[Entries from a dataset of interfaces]
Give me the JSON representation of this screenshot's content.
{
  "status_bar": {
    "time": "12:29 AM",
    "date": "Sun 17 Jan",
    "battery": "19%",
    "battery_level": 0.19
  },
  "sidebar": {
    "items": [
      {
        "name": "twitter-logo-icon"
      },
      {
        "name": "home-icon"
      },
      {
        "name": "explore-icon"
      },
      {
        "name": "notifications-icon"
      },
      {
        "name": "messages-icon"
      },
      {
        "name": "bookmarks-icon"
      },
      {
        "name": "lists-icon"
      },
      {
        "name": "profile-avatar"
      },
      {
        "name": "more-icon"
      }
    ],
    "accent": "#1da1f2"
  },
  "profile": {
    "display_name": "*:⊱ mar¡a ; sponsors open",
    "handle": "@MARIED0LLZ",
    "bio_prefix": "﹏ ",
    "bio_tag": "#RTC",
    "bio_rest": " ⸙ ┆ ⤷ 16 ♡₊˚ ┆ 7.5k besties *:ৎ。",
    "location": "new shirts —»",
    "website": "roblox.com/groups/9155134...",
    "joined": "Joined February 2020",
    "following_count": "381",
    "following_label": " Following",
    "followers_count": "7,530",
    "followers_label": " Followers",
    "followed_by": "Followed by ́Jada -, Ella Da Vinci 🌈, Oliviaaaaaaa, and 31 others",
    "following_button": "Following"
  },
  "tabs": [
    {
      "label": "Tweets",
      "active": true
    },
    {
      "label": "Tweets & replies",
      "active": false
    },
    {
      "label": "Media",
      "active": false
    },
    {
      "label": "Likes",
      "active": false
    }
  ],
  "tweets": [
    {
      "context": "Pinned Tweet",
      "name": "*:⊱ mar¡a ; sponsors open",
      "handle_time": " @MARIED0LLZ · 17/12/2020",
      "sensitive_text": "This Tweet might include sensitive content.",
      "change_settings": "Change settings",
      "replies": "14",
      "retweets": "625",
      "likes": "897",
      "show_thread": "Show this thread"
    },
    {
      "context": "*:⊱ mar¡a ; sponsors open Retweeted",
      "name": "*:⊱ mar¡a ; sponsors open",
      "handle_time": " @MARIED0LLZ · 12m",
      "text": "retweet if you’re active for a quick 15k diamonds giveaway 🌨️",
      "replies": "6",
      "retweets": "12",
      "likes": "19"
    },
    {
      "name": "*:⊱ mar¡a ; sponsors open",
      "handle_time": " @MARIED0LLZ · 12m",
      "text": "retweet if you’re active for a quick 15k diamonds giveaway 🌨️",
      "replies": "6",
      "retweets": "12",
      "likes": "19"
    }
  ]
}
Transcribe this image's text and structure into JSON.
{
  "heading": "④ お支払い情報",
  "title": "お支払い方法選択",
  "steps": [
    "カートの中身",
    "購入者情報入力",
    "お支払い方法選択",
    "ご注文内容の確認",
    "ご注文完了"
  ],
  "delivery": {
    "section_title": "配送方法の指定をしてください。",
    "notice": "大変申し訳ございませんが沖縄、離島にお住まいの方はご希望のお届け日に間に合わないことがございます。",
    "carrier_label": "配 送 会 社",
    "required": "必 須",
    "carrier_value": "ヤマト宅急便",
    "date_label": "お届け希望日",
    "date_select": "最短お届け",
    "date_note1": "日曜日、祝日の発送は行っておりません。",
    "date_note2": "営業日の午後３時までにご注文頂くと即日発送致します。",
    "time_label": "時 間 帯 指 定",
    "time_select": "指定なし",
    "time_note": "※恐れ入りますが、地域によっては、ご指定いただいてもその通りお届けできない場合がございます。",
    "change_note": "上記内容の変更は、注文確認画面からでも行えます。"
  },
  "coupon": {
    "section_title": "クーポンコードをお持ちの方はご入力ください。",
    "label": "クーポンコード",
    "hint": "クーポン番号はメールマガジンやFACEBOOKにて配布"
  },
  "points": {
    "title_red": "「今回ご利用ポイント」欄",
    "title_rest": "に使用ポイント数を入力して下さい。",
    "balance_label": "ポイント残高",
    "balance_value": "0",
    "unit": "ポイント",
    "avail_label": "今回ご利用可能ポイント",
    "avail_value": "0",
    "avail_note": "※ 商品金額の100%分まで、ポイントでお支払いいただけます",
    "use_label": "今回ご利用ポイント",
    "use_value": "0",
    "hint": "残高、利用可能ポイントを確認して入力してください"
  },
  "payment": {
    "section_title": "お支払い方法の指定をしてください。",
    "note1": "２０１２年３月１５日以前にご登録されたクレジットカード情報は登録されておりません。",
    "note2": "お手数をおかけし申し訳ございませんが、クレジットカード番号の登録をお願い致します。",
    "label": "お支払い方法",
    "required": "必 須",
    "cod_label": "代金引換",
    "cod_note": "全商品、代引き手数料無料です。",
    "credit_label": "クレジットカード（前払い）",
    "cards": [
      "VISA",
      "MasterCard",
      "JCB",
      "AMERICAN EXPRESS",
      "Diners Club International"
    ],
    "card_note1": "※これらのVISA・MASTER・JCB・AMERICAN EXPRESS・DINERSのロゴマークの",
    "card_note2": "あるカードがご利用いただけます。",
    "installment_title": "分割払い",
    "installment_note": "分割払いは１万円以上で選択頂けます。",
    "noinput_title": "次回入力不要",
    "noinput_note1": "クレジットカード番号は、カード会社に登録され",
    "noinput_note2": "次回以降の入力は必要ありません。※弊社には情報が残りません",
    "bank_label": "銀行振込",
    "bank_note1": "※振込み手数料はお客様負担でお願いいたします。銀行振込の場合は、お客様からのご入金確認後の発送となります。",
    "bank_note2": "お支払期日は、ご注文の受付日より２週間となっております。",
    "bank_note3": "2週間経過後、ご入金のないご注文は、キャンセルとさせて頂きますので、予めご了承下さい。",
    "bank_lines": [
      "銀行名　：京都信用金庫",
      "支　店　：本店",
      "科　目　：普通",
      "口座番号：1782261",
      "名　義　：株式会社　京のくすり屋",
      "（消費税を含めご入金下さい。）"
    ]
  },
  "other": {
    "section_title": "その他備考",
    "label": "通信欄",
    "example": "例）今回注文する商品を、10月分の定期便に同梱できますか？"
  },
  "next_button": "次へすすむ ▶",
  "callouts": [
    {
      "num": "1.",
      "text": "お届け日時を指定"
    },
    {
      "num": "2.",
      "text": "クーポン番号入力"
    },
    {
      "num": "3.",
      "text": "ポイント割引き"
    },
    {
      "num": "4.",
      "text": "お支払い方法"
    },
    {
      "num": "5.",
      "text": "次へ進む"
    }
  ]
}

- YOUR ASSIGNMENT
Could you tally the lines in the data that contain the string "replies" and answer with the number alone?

- OUTPUT
4